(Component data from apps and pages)

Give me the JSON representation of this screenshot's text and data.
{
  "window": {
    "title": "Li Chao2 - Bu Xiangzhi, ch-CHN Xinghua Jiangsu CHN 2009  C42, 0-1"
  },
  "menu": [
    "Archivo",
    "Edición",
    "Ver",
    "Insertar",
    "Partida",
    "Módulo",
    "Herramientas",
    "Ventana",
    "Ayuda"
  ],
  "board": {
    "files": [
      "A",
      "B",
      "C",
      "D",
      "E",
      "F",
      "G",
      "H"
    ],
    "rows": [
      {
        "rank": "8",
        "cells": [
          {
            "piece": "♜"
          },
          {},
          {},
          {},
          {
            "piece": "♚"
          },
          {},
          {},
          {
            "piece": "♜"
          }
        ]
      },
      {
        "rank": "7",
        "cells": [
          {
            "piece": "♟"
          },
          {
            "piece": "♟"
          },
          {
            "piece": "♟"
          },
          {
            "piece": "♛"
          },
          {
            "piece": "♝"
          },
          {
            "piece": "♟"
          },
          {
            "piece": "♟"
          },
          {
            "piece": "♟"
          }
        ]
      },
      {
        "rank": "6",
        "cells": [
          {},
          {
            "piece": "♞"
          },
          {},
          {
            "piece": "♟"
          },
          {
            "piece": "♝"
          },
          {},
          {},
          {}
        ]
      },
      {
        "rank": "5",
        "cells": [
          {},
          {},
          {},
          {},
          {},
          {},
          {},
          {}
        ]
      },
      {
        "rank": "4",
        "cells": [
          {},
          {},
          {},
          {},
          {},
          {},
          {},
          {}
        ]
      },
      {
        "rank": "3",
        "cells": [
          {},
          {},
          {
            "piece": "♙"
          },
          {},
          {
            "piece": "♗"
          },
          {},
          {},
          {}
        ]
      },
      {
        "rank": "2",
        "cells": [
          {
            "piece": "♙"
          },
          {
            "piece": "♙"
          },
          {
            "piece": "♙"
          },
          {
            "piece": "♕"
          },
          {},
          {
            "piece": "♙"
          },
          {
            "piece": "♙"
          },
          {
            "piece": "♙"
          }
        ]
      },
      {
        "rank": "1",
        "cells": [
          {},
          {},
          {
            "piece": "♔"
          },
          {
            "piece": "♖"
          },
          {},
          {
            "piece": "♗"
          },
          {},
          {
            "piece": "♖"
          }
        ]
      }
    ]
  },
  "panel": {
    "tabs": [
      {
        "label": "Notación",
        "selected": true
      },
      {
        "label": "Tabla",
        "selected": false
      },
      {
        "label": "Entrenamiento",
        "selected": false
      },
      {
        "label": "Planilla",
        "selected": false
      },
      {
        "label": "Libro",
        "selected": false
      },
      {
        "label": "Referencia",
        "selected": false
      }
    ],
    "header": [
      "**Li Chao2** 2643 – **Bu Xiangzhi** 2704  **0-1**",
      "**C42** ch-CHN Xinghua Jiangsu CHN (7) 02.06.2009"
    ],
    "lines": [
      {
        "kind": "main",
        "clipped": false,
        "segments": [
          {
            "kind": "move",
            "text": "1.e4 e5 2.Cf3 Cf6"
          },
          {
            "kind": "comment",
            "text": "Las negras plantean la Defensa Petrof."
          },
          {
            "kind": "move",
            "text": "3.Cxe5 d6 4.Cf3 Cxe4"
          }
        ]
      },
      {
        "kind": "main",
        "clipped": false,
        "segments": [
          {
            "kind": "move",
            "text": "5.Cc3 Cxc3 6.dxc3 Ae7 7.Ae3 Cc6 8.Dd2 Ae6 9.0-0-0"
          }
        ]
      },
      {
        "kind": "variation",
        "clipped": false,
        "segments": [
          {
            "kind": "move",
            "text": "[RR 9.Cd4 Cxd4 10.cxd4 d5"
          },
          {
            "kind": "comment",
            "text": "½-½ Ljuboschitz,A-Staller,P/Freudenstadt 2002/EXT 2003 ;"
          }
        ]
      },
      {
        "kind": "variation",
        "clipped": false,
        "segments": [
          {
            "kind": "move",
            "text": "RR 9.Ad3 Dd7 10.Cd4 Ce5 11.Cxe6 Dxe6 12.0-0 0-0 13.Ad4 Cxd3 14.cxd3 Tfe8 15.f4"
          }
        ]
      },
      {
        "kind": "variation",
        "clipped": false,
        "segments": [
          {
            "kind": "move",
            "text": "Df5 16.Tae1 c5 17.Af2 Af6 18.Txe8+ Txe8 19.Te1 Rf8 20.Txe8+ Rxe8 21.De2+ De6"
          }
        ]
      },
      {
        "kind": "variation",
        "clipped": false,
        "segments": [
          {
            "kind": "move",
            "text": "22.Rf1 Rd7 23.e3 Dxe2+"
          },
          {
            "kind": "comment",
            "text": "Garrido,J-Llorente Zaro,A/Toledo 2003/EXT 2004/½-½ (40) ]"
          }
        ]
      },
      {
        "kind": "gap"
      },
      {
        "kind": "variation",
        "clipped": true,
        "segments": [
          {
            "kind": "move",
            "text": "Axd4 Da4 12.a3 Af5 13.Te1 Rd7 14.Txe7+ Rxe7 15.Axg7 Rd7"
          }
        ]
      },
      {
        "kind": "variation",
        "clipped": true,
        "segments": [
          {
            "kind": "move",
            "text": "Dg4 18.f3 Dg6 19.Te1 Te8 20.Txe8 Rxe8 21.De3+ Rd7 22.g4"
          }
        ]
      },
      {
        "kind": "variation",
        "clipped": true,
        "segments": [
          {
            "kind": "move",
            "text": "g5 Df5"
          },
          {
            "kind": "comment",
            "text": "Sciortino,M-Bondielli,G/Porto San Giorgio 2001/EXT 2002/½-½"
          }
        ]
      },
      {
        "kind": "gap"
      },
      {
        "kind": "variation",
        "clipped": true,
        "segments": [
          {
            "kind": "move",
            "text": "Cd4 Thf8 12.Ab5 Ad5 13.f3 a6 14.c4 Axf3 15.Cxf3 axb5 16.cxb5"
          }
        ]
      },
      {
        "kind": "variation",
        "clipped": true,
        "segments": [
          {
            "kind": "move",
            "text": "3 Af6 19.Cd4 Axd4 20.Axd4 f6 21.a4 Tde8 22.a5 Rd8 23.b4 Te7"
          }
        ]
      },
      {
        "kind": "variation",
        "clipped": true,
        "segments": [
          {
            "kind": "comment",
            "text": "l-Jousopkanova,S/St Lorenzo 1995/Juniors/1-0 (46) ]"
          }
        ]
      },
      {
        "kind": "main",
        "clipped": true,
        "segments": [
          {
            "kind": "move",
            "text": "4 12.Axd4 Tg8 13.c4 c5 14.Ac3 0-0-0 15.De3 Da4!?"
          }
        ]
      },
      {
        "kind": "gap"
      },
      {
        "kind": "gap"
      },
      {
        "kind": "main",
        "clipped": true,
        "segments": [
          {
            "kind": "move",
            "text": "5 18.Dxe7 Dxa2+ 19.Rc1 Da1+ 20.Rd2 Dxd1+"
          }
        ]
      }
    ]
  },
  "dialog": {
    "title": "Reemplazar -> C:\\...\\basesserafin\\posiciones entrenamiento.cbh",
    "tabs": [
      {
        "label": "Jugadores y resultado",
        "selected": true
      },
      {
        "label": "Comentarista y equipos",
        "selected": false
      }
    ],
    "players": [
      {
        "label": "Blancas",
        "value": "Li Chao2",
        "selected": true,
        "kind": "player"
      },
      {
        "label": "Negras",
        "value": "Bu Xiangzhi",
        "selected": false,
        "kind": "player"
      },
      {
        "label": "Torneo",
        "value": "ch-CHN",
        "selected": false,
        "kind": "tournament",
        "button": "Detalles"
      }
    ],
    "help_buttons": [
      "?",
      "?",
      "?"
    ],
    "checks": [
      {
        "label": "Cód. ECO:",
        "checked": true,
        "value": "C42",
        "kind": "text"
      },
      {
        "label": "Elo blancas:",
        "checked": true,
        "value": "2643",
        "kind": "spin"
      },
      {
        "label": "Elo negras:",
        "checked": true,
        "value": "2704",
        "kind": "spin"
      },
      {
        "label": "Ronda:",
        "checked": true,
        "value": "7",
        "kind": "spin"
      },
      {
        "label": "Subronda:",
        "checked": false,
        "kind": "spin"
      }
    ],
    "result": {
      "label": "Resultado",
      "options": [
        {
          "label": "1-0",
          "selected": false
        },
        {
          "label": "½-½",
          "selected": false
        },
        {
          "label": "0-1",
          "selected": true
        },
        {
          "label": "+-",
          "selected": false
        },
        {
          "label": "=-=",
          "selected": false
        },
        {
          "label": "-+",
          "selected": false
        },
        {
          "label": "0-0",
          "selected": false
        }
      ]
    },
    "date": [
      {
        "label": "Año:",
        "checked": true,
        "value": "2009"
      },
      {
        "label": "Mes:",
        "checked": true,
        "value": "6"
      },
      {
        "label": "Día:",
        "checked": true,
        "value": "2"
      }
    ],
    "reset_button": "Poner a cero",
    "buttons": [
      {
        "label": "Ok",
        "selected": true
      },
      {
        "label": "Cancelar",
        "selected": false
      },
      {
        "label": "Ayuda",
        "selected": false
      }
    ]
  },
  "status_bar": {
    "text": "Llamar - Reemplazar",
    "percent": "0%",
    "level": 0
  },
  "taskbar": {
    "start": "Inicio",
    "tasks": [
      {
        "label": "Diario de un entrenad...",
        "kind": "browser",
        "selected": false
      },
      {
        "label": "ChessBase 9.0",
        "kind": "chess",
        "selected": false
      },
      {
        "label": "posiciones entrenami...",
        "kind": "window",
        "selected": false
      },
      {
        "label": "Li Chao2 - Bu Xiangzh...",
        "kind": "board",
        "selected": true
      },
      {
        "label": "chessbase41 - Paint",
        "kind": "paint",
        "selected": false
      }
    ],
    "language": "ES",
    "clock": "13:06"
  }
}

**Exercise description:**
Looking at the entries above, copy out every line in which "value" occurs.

**Written response:**
        "value": "Li Chao2",
        "value": "Bu Xiangzhi",
        "value": "ch-CHN",
        "value": "C42",
        "value": "2643",
        "value": "2704",
        "value": "7",
        "value": "2009"
        "value": "6"
        "value": "2"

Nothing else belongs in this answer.